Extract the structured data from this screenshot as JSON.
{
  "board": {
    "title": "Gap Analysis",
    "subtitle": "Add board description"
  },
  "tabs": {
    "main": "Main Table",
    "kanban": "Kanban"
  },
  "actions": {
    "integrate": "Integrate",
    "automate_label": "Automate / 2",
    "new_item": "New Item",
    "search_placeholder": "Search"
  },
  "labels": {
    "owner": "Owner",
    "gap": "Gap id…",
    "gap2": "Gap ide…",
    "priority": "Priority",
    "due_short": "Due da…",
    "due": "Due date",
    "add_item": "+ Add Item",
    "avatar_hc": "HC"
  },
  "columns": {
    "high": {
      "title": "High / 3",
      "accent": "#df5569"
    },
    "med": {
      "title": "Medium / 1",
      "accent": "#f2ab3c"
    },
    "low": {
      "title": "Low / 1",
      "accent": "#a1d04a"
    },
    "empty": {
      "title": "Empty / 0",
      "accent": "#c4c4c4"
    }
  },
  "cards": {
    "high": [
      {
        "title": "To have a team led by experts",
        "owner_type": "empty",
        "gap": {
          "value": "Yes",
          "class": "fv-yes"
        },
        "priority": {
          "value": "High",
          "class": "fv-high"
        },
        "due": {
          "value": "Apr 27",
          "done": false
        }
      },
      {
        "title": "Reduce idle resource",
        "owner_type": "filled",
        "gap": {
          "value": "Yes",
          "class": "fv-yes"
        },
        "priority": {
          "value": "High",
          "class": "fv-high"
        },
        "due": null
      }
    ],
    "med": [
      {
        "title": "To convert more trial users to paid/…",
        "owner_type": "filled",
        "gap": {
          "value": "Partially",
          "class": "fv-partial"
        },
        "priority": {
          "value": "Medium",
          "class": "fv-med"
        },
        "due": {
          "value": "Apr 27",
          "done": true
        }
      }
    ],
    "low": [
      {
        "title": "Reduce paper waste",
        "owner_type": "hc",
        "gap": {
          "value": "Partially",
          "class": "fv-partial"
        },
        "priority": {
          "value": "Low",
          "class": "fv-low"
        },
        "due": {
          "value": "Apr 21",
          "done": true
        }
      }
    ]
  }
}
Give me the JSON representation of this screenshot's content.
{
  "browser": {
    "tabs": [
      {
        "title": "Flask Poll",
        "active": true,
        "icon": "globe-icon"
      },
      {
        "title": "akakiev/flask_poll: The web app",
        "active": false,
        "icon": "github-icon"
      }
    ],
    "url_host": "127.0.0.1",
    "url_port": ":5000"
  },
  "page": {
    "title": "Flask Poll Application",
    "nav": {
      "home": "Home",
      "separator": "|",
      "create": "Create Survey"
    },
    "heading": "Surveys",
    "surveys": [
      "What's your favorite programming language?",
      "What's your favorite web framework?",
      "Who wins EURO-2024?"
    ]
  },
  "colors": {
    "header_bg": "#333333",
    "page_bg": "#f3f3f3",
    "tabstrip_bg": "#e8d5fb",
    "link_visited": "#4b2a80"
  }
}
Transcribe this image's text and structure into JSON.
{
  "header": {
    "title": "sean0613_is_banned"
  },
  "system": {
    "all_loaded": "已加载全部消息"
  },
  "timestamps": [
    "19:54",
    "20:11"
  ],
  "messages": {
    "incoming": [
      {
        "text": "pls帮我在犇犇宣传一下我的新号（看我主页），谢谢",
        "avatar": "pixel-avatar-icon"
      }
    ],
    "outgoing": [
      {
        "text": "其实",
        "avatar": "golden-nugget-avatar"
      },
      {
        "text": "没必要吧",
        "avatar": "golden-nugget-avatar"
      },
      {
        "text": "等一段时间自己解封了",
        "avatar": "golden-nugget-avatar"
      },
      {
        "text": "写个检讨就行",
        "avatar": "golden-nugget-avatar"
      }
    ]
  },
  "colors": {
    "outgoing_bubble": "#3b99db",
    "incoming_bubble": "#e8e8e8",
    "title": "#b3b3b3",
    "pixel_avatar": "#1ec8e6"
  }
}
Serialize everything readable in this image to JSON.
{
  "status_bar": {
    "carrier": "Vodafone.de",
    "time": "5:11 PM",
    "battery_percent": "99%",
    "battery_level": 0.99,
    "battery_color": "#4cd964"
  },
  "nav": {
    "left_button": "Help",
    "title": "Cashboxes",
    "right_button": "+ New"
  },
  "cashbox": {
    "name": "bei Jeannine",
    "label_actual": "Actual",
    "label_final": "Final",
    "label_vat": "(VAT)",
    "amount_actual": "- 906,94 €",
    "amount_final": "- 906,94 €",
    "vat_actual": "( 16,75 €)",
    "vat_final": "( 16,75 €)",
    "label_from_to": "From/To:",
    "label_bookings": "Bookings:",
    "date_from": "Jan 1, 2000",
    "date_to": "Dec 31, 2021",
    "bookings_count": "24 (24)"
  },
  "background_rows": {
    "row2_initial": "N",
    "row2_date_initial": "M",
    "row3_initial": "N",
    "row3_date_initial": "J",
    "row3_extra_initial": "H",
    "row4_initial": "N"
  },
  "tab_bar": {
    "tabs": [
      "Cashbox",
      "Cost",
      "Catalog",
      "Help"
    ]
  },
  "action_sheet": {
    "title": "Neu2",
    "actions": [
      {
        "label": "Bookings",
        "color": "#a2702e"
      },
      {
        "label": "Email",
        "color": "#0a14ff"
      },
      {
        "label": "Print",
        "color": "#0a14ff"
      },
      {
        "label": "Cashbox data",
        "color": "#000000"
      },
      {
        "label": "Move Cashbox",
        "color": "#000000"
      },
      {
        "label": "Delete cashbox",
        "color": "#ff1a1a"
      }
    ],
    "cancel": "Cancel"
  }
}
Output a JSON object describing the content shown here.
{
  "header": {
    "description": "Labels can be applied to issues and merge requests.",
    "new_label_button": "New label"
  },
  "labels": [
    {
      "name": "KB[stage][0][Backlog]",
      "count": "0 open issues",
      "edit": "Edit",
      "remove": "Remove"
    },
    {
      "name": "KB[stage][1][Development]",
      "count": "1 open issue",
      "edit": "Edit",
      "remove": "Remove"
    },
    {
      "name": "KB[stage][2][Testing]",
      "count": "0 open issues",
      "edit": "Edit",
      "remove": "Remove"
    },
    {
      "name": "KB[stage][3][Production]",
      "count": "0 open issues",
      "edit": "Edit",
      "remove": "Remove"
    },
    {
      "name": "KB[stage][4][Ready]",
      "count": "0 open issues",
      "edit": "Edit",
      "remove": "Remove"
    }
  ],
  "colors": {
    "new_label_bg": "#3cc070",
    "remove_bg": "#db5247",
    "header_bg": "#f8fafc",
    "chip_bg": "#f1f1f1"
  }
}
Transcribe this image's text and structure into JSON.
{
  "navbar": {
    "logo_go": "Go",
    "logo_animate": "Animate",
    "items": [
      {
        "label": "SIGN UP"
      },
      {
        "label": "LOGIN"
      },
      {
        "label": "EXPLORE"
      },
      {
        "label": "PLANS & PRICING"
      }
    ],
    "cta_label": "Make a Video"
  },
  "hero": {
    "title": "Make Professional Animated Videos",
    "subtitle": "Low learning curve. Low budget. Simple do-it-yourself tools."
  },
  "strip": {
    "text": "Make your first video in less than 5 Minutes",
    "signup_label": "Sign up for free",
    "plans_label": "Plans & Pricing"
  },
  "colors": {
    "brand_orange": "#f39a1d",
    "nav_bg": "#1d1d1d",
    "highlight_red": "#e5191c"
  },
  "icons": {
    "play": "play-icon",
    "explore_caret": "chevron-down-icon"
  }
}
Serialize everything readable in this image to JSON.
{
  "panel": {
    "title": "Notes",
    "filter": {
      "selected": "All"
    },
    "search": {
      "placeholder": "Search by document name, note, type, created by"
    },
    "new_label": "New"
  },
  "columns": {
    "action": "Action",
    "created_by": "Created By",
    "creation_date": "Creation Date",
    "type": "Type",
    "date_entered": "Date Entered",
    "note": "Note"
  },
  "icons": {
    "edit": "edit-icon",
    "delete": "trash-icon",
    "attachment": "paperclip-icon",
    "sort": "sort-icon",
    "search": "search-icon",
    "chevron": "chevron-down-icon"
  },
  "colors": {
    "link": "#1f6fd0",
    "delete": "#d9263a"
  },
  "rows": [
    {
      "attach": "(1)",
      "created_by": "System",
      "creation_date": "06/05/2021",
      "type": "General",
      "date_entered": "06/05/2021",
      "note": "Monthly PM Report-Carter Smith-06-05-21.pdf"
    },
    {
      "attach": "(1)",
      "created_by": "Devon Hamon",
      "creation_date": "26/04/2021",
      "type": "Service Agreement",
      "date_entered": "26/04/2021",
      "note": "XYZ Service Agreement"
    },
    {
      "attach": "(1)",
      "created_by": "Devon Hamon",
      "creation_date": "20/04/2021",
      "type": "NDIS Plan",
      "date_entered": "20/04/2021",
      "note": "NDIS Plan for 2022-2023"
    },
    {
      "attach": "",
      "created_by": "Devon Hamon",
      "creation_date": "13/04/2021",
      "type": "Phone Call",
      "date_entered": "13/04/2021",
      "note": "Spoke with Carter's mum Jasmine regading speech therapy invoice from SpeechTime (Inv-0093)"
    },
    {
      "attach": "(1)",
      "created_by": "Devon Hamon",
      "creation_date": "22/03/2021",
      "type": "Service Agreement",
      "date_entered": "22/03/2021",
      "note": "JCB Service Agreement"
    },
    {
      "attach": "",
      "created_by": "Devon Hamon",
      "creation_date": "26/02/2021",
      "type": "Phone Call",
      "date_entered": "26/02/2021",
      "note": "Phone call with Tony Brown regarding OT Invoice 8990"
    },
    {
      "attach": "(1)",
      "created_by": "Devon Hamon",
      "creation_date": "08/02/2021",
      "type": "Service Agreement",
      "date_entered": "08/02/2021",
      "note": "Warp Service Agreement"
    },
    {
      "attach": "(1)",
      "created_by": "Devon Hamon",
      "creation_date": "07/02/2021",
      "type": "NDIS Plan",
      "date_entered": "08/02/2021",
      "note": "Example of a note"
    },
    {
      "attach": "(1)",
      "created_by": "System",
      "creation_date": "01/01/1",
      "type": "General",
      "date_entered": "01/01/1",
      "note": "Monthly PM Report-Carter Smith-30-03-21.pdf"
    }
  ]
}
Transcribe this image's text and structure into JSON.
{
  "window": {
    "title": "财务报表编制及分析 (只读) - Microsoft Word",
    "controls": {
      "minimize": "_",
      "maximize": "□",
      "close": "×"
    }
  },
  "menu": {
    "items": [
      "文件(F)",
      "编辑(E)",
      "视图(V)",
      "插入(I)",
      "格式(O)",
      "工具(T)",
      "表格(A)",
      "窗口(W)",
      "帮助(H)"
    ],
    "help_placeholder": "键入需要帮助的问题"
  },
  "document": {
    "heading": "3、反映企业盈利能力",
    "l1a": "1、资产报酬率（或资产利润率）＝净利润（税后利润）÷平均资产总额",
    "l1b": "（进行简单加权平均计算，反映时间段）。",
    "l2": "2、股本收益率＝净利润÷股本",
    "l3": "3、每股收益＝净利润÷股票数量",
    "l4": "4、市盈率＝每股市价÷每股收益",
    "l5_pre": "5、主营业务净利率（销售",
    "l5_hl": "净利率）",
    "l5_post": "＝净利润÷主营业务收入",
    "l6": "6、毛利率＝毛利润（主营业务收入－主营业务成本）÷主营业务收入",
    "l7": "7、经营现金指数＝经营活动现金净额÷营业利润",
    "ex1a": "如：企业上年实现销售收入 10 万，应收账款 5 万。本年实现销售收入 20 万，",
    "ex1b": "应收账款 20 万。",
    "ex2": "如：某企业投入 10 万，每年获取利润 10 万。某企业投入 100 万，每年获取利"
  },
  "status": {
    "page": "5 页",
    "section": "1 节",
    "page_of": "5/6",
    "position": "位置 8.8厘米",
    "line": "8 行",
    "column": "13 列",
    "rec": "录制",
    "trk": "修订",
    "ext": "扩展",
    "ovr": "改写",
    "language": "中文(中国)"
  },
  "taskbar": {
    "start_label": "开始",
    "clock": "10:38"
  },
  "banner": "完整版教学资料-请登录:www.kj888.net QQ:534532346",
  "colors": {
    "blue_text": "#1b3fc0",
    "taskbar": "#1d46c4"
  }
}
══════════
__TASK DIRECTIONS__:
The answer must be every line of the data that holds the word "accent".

__OUTPUT OF THE EXERCISE__:
      "accent": "#df5569"
      "accent": "#f2ab3c"
      "accent": "#a1d04a"
      "accent": "#c4c4c4"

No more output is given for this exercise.